Here, you are advised to eat smart carbs and protein sticking to the 50/50 ratio.

3. Lunch

The 50/50 principle here refers to vegetables and smart carbs combined with protein. Only a little fat is allowed.

4. Second Snack

Same principle as with the first snack.

5. Dinner

Same principle as with lunch.

Treadclimber users can eat treats of 100-150 calories instead of one of the snacks, but just four times a week at most. It is also imperative that the customer refuses from alcohol and sugary drinks in favor of unsweetened soft alternatives: tea, coffee, and water.

Balance is, indeed, crucial. Poor diet is the strongest risk factor for mortality. It is more dangerous than smoking, according to Ashkan Afshin, an assistant professor at the Institute for Health Metrics and Evaluation at the University of Washington. The problem is two-fold. On the one hand, there are sugary beverages, junk food, and other unhealthy options. On the other hand, people do not include healthy food in their diets.

The Issue with Logging

Users are encouraged to keep a record of eating, but it is unclear how such logs must be structured. It would have been wiser to include a food journal as part of the guide. Its creators, however, have chosen to simply recommend third-party options like Lose It. All you have is the diet plan and grocery lists.

A major obstacle to progress is the inevitable boredom. After a while, an exerciser is bound to get tired of the suggested eating plan. Who will be happy about having identical meals all the time? Besides, what should you eat once you have achieved that target weight? Here is when education must be highlighted, but the TreadClimber guide makes no mention of it.

Value of Education

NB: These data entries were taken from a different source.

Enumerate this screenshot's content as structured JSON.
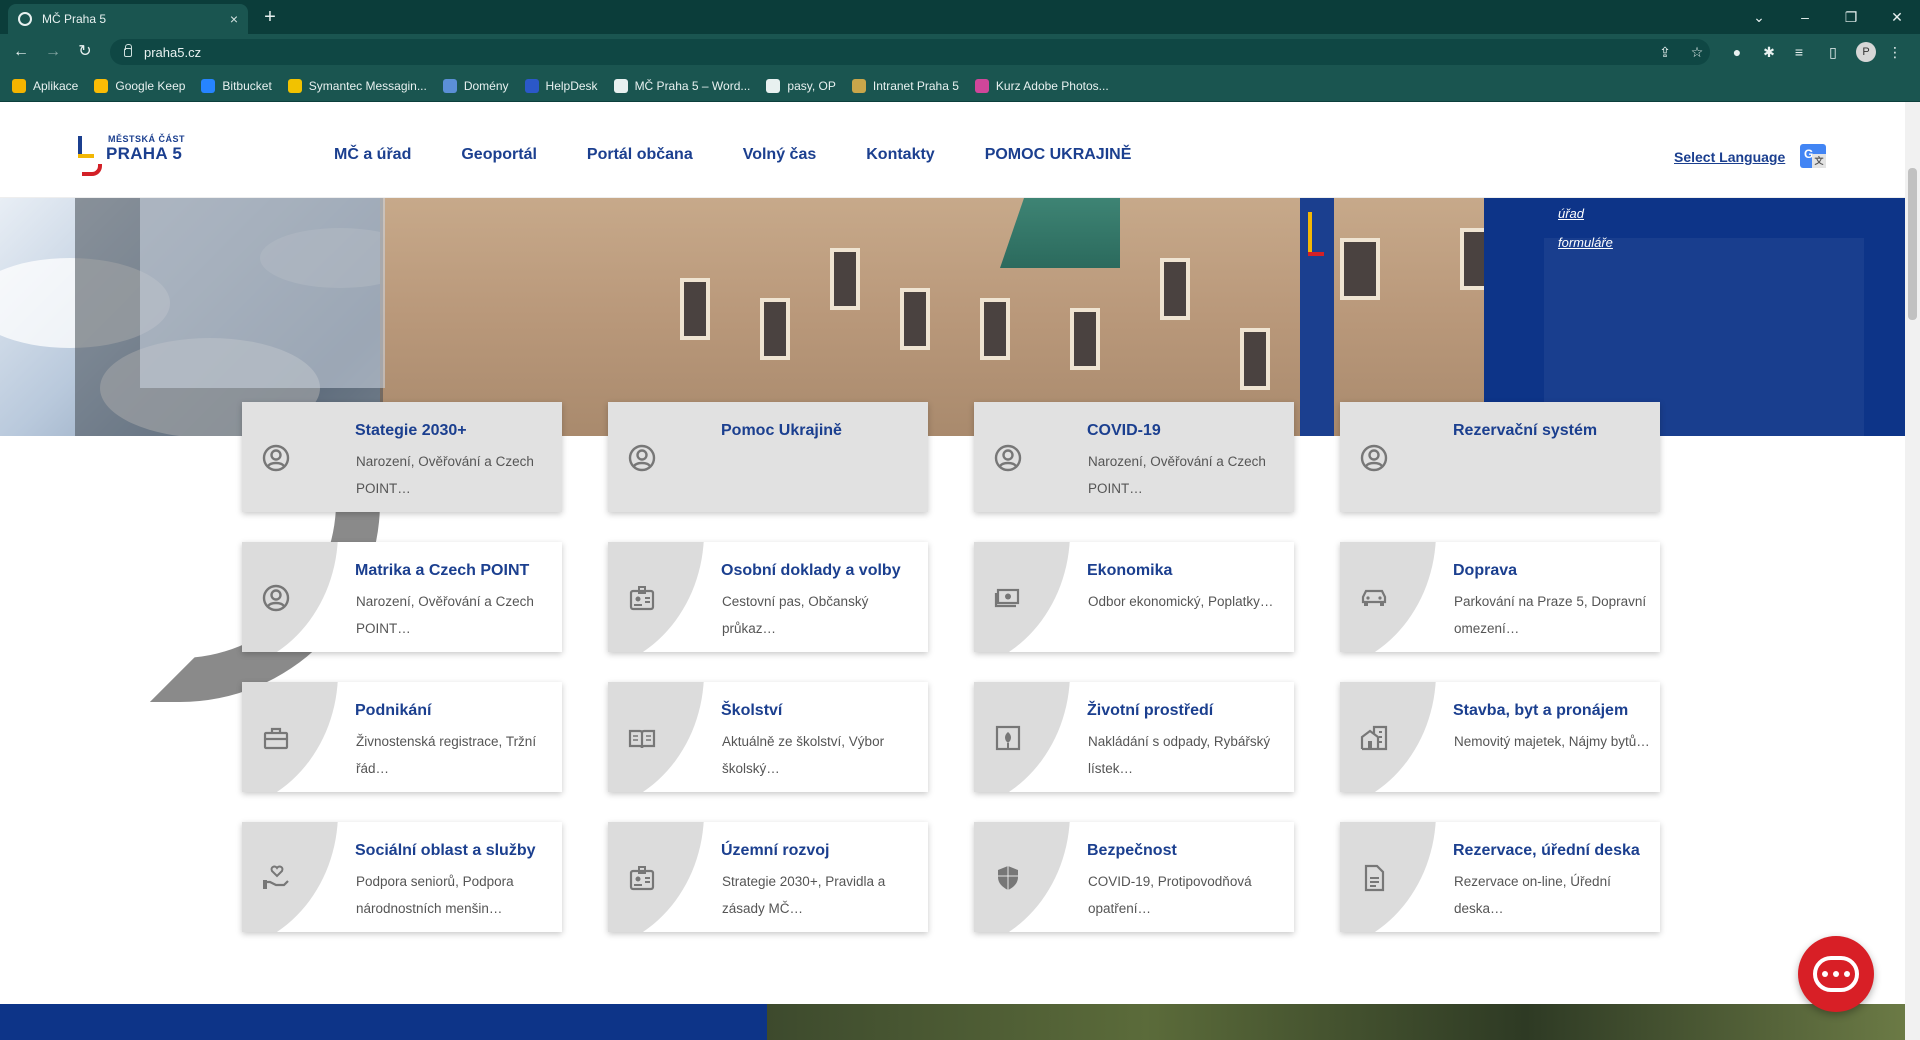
{
  "browser": {
    "tab_title": "MČ Praha 5",
    "tab_close": "×",
    "new_tab": "+",
    "url": "praha5.cz",
    "profile_initial": "P",
    "window_controls": [
      "⌄",
      "–",
      "❐",
      "✕"
    ],
    "bookmarks": [
      {
        "label": "Aplikace",
        "color": "#f4b400"
      },
      {
        "label": "Google Keep",
        "color": "#fbbc04"
      },
      {
        "label": "Bitbucket",
        "color": "#2684ff"
      },
      {
        "label": "Symantec Messagin...",
        "color": "#f2c200"
      },
      {
        "label": "Domény",
        "color": "#5b8fd6"
      },
      {
        "label": "HelpDesk",
        "color": "#2b58c9"
      },
      {
        "label": "MČ Praha 5 – Word...",
        "color": "#e8f1f0"
      },
      {
        "label": "pasy, OP",
        "color": "#e8f1f0"
      },
      {
        "label": "Intranet Praha 5",
        "color": "#c9a64a"
      },
      {
        "label": "Kurz Adobe Photos...",
        "color": "#d0469a"
      }
    ]
  },
  "header": {
    "logo_top": "MĚSTSKÁ ČÁST",
    "logo_main": "PRAHA 5",
    "nav": [
      "MČ a úřad",
      "Geoportál",
      "Portál občana",
      "Volný čas",
      "Kontakty",
      "POMOC UKRAJINĚ"
    ],
    "select_language": "Select Language",
    "translate_icon_letter": "G"
  },
  "hero": {
    "links": [
      "úřad",
      "formuláře"
    ]
  },
  "cards": [
    {
      "title": "Stategie 2030+",
      "desc": "Narození, Ověřování a Czech POINT…",
      "icon": "user-circle-icon",
      "style": "grey"
    },
    {
      "title": "Pomoc Ukrajině",
      "desc": "",
      "icon": "user-circle-icon",
      "style": "grey"
    },
    {
      "title": "COVID-19",
      "desc": "Narození, Ověřování a Czech POINT…",
      "icon": "user-circle-icon",
      "style": "grey"
    },
    {
      "title": "Rezervační systém",
      "desc": "",
      "icon": "user-circle-icon",
      "style": "grey"
    },
    {
      "title": "Matrika a Czech POINT",
      "desc": "Narození, Ověřování a Czech POINT…",
      "icon": "user-circle-icon",
      "style": "white"
    },
    {
      "title": "Osobní doklady a volby",
      "desc": "Cestovní pas, Občanský průkaz…",
      "icon": "id-badge-icon",
      "style": "white"
    },
    {
      "title": "Ekonomika",
      "desc": "Odbor ekonomický, Poplatky…",
      "icon": "money-icon",
      "style": "white"
    },
    {
      "title": "Doprava",
      "desc": "Parkování na Praze 5, Dopravní omezení…",
      "icon": "car-icon",
      "style": "white"
    },
    {
      "title": "Podnikání",
      "desc": "Živnostenská registrace, Tržní řád…",
      "icon": "briefcase-icon",
      "style": "white"
    },
    {
      "title": "Školství",
      "desc": "Aktuálně ze školství, Výbor školský…",
      "icon": "book-icon",
      "style": "white"
    },
    {
      "title": "Životní prostředí",
      "desc": "Nakládání s odpady, Rybářský lístek…",
      "icon": "eco-icon",
      "style": "white"
    },
    {
      "title": "Stavba, byt a pronájem",
      "desc": "Nemovitý majetek, Nájmy bytů…",
      "icon": "buildings-icon",
      "style": "white"
    },
    {
      "title": "Sociální oblast a služby",
      "desc": "Podpora seniorů, Podpora národnostních menšin…",
      "icon": "hand-heart-icon",
      "style": "white"
    },
    {
      "title": "Územní rozvoj",
      "desc": "Strategie 2030+, Pravidla a zásady MČ…",
      "icon": "id-badge-icon",
      "style": "white"
    },
    {
      "title": "Bezpečnost",
      "desc": "COVID-19, Protipovodňová opatření…",
      "icon": "shield-icon",
      "style": "white"
    },
    {
      "title": "Rezervace, úřední deska",
      "desc": "Rezervace on-line, Úřední deska…",
      "icon": "document-icon",
      "style": "white"
    }
  ],
  "colors": {
    "brand_blue": "#1b3f8f",
    "chrome_teal": "#1a5550",
    "chat_red": "#d81f26"
  }
}
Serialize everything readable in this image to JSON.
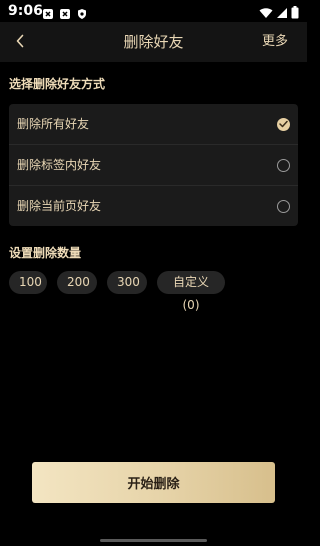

This aspect is ignored by many diets nowadays, especially those blanket plans developed for exercise programs. This means that even though the guide gives buyers the right direction in terms of eating balance and fitness goals, it gives zero education about the human body, which means a low chance of strong exercise habits emerging.

The average owner of a TreadClimber will only stick to the diet plan and workout routine with no thinking beyond them. There is no accountability or support provided. Dieters are just left to figure everything out on their own.

However, your weight loss is unlikely to be lasting without an understanding of your motivations. It is important to be mindful and to consider not just the food, but also the environment, feelings, and humans around you. All these factors may sway our eating choices.

Conclusion

The TreadClimber eating program is a good start, but it should not be regarded as the source of universal wisdom. By stressing the need for balanced nutrition, it points its readers in the proper direction. However, their further steps should be developed in consultation with a registered nutritionist.